Are 3D printed pills the future? We visited a London laboratory to find out.
Established by academics from University College London (UCL) in 2014, FabRx is a company seeking commercialize 3D printed medicines and devices. On the principle that everyone is different, the vision of 3D printed pills it to be able to provide more personal and specific care to patients in need.
Dr. Alvaro Goyanes is one of the four founding partners of FabRx and the company’s director of development. Dr. Goyanes invited 3D Printing Industry into the lab at UCL’s School of Pharmacy to find out more about the ongoing FabRx research.
Placebos and paracetamol
During a tour of the lab, Dr. Goyanes shows me the range of tablets the company have developed using their trademark Printlets technology. The pills are all 3D printed using the FFF method, and are made from the enterprises’ own filament.
The lab is equipped with a MakerBot and a four nozzle 3D printer that can print in multiple materials. Dr. Goyanes explains that within a 3D printed tablet,
The different layers could be different drugs, or one drug that is going to release fast in the stomach, and the same drug that is going to have a sustained release effect. […] So we can control how this is going to dissolve.
At this stage, 3D printed tablets from FabRx are either placebos or contain varying concentrations of paracetamol.
Treatment that comes in all shapes and sizes
Placebo Printlets are made from proven biocompatible excipients that dissolve in the body, and some are colored using the kind of food dye found in supermarkets. By contrast, 3D printed paracetamol tablets have currently only been used for pre-clinical trials.
The variety of placebo tablets also include different shapes that the lab has been experimenting with to see how people respond to them.
Dr. Goyanes explains the thinking behind the shapes,
For personalized medicine we always talk about how you can change the size, and in changing the size you adapt the dose of the formulations to the specific needs of each person. You can change the size, but you can also change the shape, so for example we are doing a study where we are trying all these crazy shapes.
Considering this unusual 3D printed structure of Printlets, human tests have so far had promising results. All 30 people asked to try the tablets were positive about the structure and the technology, showing preference only for particular colors or shapes. Full results of this study are due to be published later this year.
Making treatment personal
Moving away from the traditional mass-produced approach to medicines, Dr. Goyanes explains,
Our idea here is to get these printers into hospitals or pharmacies. We will supply the filaments, or the raw materials, and then the medical doctor, or the pharmacist will select the right dose for the patient, maybe combine different drugs, and just click the button, print and then this medication is given to the patient.

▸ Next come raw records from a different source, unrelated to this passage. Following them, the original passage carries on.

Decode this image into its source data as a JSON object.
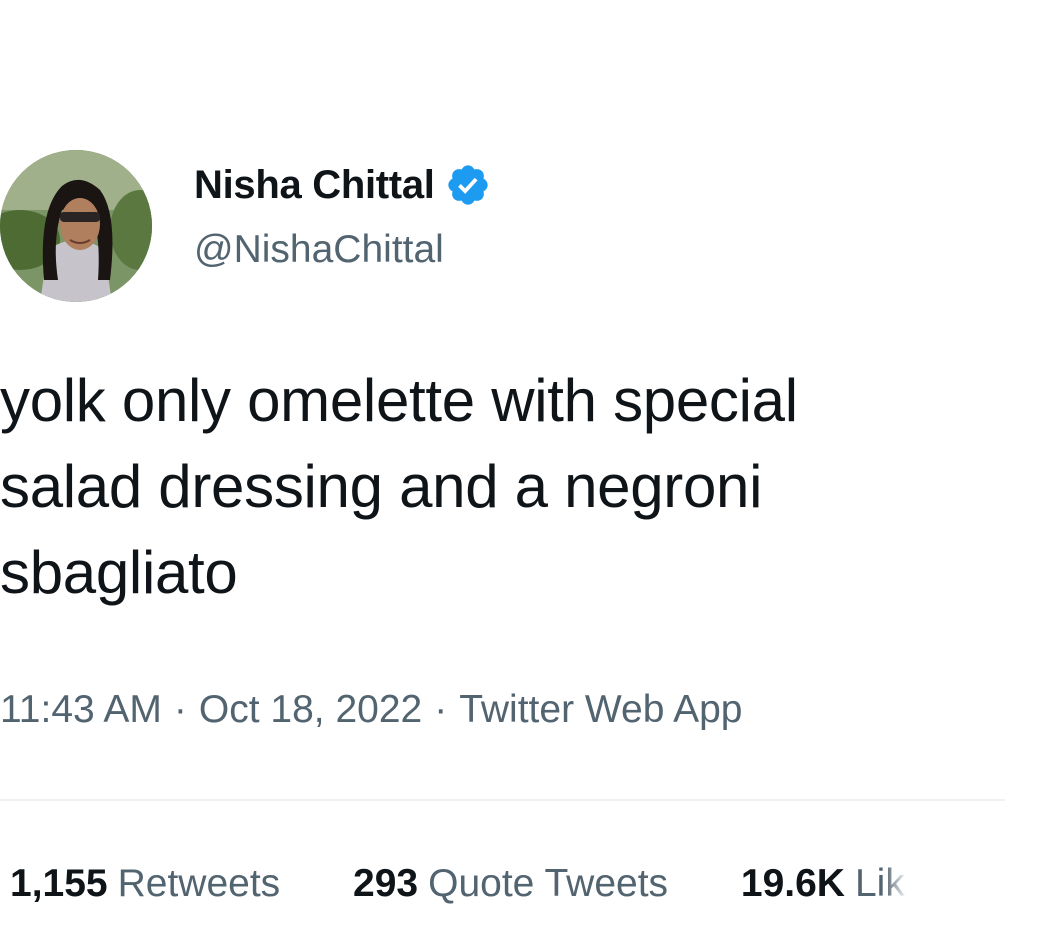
{
  "author": {
    "display_name": "Nisha Chittal",
    "handle": "@NishaChittal",
    "verified": true,
    "verified_color": "#1d9bf0"
  },
  "tweet": {
    "lines": [
      "yolk only omelette with special",
      "salad dressing and a negroni",
      "sbagliato"
    ]
  },
  "meta": {
    "time": "11:43 AM",
    "date": "Oct 18, 2022",
    "source": "Twitter Web App",
    "separator": "·"
  },
  "stats": {
    "retweets_count": "1,155",
    "retweets_label": "Retweets",
    "quotes_count": "293",
    "quotes_label": "Quote Tweets",
    "likes_count": "19.6K",
    "likes_label": "Lik"
  },
  "icons": {
    "verified": "verified-badge-icon",
    "avatar": "profile-avatar"
  }
}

He does add, however, that there is still some way to go. When asked about the main barriers to 3D printed tablets, Dr. Goyanes says “The technology is there already, it is just the regulations that we have to get through.”
Proximity to the 3D printed pill
3D Printing Industry saw more of the latest in 3D printed pharmaceuticals at 2017’s 3D Medical Expo in Maastricht. One alternate approach to 3D printed pills is through the use of inkjet 3D printing. An example of this process can be found in research from a group at the University of California in Los Angeles (UCLA) that, in February 2017, published findings on a promising 3D printable bioink.
Spritam, the first 3D printed tablet to be approved by the FDA also uses this technique, but it it still for mass production of medicine rather than the personalized approach.
Featured image shows spherical tablets 3D printed in two materials at FabRx. All photos featured in this article, unless otherwise stated, feature property of FabRx and were taken by Beau Jackson.